Narcissistic personality disorder is a condition in which a person has an inflated sense of self-importance, need to be admired, and extreme self-involvement.
Causes & Risk Factors
How narcissistic personality develops in an individual is not known.
However, possible factors that have been proposed as causes include:
- Disturbed childhood e.g. extremely high expectations, neglect
Classification & Types
- Paranoid narcissists
- Craving narcissists
- Manipulative narcissists
- Phallic narcissists
Symptoms & Signs
Persons with narcissistic personality disorder usually have the following traits:
- Are self-obsessed
- Consider themselves better than others
- Seek constant admiration
- Like to be the centre of attraction
- Fantasize about unlimited power, success, love etc.
- Are often arrogant to others
- Lack empathy for others’ feelings
Diagnosis of Narcissistic Personality Disorder
The Diagnostic and Statistic Manual (DSM) for mental disorders has listed the following criteria for diagnosis of narcissistic personality disorder, at least 5 of which should be met:
- Grandiose sense of self-importance and exaggeration of own skills and achievements.
- Fantasy expectations towards improbable things like unlimited power, ideal beauty etc.
- Expectation of admiration or praise for every small deed.
- Considering that one is extraordinary.
- Try to take advantage of others for achieving their own goals.
- Lack empathy towards others.
- Expect favorable treatment for themselves.
- Are jealous of others’ achievements.
- Are rude and arrogant.
References and Internet Links
- Blais MA, Smallwood P, Groves JE, Rivas-Vazquez RA. Personality and personality disorders.
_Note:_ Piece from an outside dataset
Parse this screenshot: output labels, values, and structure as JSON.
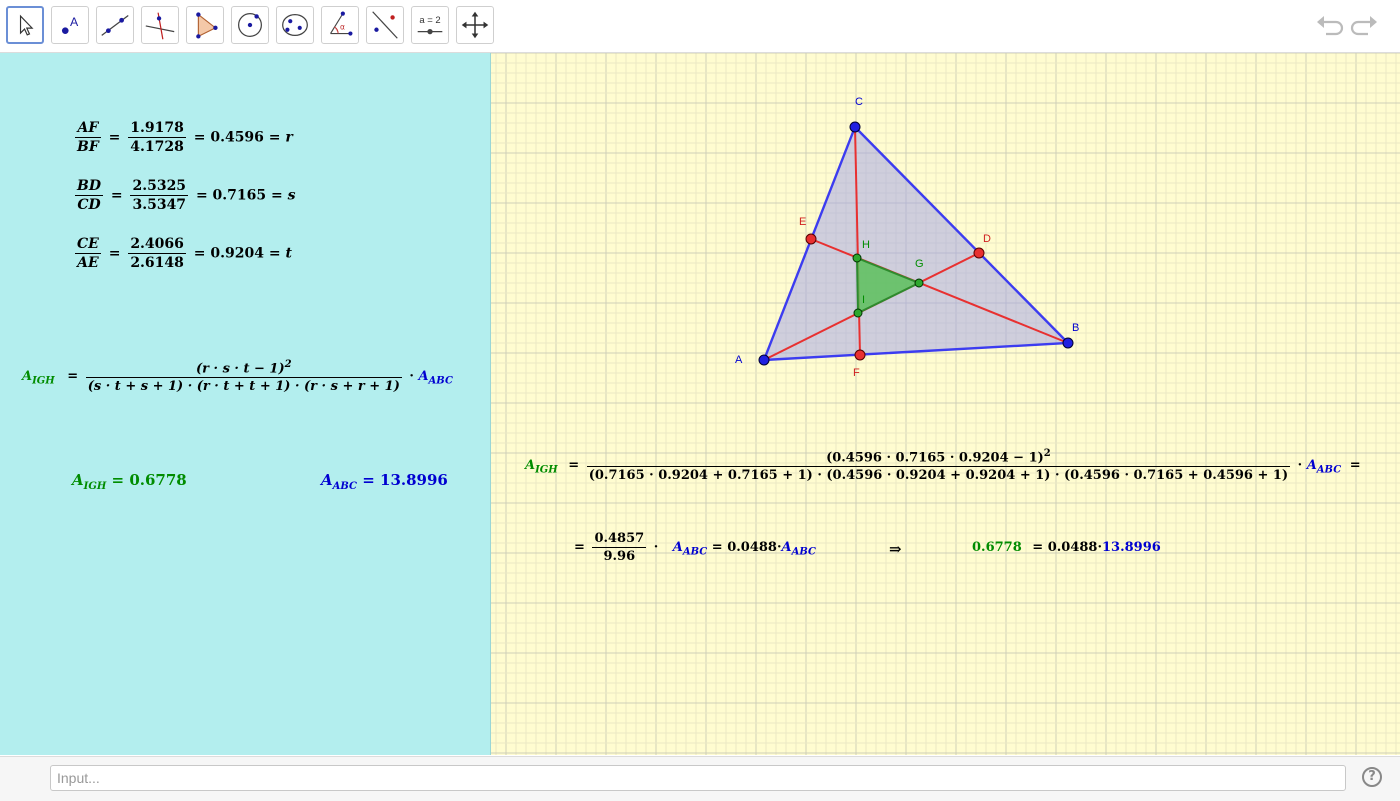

In: Stern TA, Rosenbaum JF, Fava M, Biederman J, Rauch SL, eds. Massachusetts General Hospital Clinical Psychiatry. 1st ed. Philadellphia, Pa: Mosby Elsevier;2008:chap 39.
- American Psychiatric Association. Diagnostic and Statistical Manual of Mental Disorders. 4th edition, text revised. Washington, DC: American Psychiatric Association, 2000.
- Coid, J.W. Aetiological Risk Factors for Personality Disorders. British Journal of Psychiatry 174, June 1999: 530-538.
Treatment of Narcissistic Personality Disorder
No medications have been recommended for the treatment of narcissistic personality disorder. Treatment is mainly based on psychotherapy.
The types of psychotherapy include the following:
Therapy sessions are required to be conducted for many years to effect any major change.
- Behavioural therapy
- Group therapy
- Family therapy
Prognosis of Narcissistic Personality Disorder
Prognosis of narcissistic personality disorder is not too bright. It is often not possible to change the personality traits, although, with prolonged psychotherapy, a few patients may develop empathy for others and lowered expectations from others
Complication of Disease
- Behind an overconfident exterior, narcissistic persons often hide a personality which is extremely vulnerable to any form of criticism. Such individuals may either hide their feelings or respond with rage and anger.
- Such patients are also prone to substance or alcohol abuse.
- The disease may also be complicated by other psychiatric problems such as eating disorders, depression and suicidal thoughts.
Representative Case Study
A 32 year old man presented with history of threatening his family with suicide. The incident was sparked when he was rebuked by his parents for not being able to hold on to a job. Further questioning revealed that the patient believed that no job was good enough for him. He was confirmed as a case of narcissistic personality disorder when he was seen to satisfy 7 of the 9 DSM criteria. The patient was started on psychotherapy. After prolonged psychotherapy, the patient’s family reported improvement in some though not all of his traits.